Friday, May 21st, 2010


how to argue with a catHOW TO ARGUE WITH A CAT
A Human’s Guide to the Art of Persuasion
by Jay Heinrichs 
Illustrated by Natalie Palmer-Sutton

To request a complimentary examination copy to review for classroom use, please contact us at K12education@edu.penguinrandomhouse.com or call us toll free at (844) 851-3955.

Jay Heinrichs, author of Thank You for Arguing and Word Hero, has introduced the art of rhetoric to a whole new generation of young people. With humor and intelligence, Heinrichs continues his work with How to Argue with a Cat. Through its spotlight on the cat, nature’s least persuadable animal, the book is an accessible and fun primer to an art that gives a shy person a voice, brings groups together, and inoculates them against the more nefarious kinds of manipulation.

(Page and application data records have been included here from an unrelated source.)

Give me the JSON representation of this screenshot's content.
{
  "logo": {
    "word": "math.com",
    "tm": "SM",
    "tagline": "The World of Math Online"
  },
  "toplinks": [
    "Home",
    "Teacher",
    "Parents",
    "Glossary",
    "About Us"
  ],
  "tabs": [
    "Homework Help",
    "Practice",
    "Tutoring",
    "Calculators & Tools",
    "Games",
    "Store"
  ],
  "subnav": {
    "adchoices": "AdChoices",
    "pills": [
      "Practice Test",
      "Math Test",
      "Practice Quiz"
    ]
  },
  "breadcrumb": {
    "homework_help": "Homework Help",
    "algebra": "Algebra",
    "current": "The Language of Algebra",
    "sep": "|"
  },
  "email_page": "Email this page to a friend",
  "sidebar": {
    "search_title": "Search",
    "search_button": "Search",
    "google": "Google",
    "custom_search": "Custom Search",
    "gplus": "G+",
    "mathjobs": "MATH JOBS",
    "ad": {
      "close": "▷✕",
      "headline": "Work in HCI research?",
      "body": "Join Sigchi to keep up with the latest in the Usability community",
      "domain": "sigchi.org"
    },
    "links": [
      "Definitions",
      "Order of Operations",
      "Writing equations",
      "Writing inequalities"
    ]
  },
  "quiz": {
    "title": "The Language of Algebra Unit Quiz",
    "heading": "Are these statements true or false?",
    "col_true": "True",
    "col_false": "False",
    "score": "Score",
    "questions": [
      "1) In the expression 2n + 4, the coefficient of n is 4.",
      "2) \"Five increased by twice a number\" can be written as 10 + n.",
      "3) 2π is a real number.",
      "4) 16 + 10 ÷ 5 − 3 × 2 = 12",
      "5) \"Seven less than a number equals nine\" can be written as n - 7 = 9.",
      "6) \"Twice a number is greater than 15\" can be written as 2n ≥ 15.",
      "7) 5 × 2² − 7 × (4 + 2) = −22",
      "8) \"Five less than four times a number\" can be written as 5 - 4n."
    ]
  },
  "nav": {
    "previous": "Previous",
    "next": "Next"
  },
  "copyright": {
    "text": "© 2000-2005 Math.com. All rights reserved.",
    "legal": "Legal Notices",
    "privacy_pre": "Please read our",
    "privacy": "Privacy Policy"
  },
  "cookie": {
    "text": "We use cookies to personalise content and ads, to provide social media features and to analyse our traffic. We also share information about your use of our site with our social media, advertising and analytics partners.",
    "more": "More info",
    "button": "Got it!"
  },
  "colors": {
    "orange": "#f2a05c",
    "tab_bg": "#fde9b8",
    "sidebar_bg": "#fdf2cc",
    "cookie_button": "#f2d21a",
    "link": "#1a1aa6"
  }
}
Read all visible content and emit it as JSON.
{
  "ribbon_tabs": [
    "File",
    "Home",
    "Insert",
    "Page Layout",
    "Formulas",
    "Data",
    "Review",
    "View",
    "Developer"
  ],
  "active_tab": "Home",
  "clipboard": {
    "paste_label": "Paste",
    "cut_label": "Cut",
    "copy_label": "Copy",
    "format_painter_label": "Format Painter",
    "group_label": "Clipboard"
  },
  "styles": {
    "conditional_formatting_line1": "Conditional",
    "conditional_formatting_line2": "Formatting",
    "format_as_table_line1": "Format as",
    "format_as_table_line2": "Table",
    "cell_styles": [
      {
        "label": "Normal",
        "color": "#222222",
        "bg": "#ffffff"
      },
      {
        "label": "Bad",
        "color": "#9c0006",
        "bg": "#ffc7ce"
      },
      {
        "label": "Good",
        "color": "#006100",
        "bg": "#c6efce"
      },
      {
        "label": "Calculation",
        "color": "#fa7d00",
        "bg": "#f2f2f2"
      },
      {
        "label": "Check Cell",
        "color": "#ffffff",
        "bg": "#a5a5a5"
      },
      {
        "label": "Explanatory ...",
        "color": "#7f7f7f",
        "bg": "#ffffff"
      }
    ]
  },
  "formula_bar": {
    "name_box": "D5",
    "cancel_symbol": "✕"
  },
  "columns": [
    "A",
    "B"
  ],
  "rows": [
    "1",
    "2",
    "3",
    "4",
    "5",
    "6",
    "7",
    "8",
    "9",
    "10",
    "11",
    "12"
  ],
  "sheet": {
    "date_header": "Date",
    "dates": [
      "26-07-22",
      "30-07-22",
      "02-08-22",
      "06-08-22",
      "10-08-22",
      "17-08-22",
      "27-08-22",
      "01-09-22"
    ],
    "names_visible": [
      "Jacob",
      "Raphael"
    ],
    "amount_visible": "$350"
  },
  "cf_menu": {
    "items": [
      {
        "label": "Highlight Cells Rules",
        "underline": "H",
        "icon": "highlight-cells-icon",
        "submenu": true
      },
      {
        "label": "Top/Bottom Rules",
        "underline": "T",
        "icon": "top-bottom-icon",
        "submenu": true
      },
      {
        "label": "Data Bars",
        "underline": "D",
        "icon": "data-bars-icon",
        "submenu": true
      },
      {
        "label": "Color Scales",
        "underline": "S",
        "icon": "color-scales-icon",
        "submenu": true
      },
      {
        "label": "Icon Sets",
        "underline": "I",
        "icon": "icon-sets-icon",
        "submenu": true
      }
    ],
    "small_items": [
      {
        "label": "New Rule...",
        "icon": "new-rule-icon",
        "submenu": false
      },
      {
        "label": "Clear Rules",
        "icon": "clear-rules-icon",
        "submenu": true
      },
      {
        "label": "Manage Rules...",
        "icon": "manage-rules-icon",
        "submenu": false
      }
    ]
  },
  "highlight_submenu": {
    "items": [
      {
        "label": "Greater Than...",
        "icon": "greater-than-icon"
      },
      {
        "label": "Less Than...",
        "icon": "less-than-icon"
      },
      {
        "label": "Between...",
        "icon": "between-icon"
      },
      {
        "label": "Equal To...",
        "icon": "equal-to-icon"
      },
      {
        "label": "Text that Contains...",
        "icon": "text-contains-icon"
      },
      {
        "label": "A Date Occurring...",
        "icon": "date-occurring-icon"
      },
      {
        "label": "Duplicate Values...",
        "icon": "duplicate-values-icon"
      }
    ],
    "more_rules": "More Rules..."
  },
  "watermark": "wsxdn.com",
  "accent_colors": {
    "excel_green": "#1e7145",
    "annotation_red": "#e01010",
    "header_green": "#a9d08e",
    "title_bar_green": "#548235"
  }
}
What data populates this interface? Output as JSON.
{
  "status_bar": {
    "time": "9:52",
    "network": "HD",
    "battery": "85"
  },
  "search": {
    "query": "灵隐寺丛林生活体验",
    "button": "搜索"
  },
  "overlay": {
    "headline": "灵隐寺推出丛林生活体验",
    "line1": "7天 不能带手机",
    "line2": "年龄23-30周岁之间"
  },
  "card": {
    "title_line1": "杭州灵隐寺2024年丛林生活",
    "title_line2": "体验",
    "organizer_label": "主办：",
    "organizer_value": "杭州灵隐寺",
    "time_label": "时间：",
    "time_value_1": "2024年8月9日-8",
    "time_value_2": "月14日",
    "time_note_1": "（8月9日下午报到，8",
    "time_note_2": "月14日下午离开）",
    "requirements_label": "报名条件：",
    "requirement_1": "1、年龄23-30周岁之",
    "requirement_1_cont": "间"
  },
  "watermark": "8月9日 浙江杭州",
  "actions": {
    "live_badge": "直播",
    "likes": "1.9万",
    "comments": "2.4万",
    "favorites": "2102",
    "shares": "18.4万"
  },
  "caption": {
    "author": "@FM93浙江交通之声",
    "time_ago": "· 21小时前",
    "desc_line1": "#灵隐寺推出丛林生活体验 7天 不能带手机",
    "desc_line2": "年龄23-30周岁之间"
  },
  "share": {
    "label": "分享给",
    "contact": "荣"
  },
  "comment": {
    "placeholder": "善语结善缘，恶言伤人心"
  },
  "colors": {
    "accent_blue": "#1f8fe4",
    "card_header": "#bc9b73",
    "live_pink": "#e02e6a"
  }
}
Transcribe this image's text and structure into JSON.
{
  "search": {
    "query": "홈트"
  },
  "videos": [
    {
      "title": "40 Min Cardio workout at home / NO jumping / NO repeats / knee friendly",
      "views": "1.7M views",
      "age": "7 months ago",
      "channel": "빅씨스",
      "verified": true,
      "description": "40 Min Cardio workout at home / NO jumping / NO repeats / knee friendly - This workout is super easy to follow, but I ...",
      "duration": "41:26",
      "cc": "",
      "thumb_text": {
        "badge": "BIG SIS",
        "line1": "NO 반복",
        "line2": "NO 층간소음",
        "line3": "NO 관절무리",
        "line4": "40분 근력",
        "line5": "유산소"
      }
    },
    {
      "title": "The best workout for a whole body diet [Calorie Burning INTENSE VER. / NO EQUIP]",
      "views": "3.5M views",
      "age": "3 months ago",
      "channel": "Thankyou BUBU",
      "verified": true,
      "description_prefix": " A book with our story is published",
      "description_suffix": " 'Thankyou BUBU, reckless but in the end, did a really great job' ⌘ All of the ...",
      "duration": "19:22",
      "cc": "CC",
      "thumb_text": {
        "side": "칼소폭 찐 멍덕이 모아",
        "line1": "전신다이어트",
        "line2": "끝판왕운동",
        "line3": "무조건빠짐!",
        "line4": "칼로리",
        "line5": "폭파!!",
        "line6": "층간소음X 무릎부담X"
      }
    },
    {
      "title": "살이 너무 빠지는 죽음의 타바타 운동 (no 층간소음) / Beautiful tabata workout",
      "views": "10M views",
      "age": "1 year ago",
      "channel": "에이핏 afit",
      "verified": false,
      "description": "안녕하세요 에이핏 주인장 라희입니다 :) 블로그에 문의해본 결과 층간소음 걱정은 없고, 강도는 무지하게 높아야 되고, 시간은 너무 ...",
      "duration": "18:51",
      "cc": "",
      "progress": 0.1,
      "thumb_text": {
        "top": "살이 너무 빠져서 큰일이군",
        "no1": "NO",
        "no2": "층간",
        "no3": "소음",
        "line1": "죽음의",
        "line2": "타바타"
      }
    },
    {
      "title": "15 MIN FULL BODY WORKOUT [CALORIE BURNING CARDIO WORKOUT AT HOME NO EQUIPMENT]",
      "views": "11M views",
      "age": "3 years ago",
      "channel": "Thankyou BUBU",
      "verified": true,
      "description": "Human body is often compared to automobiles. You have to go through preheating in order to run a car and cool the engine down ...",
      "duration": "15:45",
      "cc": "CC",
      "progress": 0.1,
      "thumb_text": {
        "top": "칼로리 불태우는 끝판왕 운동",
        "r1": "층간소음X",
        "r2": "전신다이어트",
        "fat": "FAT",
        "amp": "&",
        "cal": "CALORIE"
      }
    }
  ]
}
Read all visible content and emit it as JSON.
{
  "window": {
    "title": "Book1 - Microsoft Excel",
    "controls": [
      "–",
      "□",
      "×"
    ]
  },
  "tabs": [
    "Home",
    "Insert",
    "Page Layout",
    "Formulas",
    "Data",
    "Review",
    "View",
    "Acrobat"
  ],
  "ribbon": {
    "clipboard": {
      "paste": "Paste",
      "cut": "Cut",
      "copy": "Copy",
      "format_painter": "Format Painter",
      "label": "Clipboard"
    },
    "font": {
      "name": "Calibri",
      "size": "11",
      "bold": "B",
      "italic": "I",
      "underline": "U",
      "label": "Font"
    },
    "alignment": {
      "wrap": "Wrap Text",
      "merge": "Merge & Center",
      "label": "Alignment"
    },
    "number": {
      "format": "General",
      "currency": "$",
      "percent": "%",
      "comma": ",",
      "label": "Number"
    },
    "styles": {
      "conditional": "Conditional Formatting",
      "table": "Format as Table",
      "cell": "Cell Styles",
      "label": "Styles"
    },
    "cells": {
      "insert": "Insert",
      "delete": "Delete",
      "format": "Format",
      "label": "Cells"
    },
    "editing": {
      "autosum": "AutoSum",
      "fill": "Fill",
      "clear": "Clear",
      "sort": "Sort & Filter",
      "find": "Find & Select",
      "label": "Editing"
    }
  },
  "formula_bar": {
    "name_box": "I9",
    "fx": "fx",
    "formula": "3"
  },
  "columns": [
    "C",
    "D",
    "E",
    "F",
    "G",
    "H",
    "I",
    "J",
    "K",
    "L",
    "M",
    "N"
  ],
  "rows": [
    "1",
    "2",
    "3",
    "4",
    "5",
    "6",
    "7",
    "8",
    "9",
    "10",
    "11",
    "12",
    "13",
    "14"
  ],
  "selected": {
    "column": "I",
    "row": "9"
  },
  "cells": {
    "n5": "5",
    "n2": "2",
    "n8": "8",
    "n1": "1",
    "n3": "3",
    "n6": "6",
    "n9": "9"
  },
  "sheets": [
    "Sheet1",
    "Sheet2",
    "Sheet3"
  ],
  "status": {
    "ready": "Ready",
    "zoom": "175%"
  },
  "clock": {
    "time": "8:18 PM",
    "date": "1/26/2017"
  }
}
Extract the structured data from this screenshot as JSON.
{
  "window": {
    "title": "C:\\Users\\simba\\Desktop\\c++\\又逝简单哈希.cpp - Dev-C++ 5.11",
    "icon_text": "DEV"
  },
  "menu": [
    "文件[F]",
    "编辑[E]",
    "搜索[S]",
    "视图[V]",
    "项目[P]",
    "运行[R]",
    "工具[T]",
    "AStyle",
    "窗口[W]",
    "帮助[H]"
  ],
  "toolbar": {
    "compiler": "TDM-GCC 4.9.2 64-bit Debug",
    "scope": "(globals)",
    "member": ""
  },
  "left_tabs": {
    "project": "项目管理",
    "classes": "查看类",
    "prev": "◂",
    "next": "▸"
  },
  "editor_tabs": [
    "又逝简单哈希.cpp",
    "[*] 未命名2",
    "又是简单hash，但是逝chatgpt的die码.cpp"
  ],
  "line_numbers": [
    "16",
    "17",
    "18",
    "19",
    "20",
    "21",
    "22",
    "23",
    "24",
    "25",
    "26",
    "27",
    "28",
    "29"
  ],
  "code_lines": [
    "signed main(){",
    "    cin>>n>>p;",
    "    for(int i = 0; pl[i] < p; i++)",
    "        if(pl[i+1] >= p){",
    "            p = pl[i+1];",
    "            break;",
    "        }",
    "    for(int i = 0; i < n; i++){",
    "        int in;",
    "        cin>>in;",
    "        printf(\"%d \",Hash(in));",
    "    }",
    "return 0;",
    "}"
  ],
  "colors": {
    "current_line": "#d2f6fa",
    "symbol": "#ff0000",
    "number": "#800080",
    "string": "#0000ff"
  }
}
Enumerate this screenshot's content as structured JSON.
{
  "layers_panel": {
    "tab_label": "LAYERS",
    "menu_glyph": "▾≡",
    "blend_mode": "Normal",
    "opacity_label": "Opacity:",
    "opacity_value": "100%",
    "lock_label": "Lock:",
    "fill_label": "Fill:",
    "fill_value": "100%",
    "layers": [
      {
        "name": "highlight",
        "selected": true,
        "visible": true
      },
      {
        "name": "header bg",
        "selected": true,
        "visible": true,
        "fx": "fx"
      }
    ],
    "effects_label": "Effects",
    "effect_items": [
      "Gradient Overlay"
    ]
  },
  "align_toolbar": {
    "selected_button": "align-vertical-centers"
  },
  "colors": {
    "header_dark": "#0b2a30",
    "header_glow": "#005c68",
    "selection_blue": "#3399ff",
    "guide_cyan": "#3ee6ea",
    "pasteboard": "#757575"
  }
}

Students will learn the secrets to debating without fear; using body language, tone, and gesture to heighten the delivery of their argument; and to think about what their opponent wants, no matter how cat-like they may be.

Letter to My Daughter by George Bishop

by George Bishop, author of Letter to My Daughter: A Novel

In my novel Letter to My Daughter, Laura, a middle-aged mother, writes a long letter to her runaway daughter.  Early on in the story, she bemoans the fact that letter writing seems to be a dying art:  “In this hyperactive age of emails and text messages, the kind of correspondence that Tim [her boyfriend] and I shared must seem like an anachronism to you . . . But I sincerely hope, dear Elizabeth, that someday you might have the pleasure of such an anachronism; that one day you’ll experience for yourself the irreplaceable joy of receiving letters from a lover.”  Much like my protagonist, I too appreciate the value of letters as a form of communication, and for this reason I’m always looking for ways to incorporate letter-writing activities in my English classes. 

Unlike an electronic message, a letter’s a tangible thing; it’s got heft and substance.  We can hold it in our hands, turn it over, smell it even.  We appreciate the extra time it took the sender to write out their thoughts on paper, put the paper in an envelope, address, stamp, and mail it.  A letter says, Listen to me.  I’ve got something important to tell you. (more…)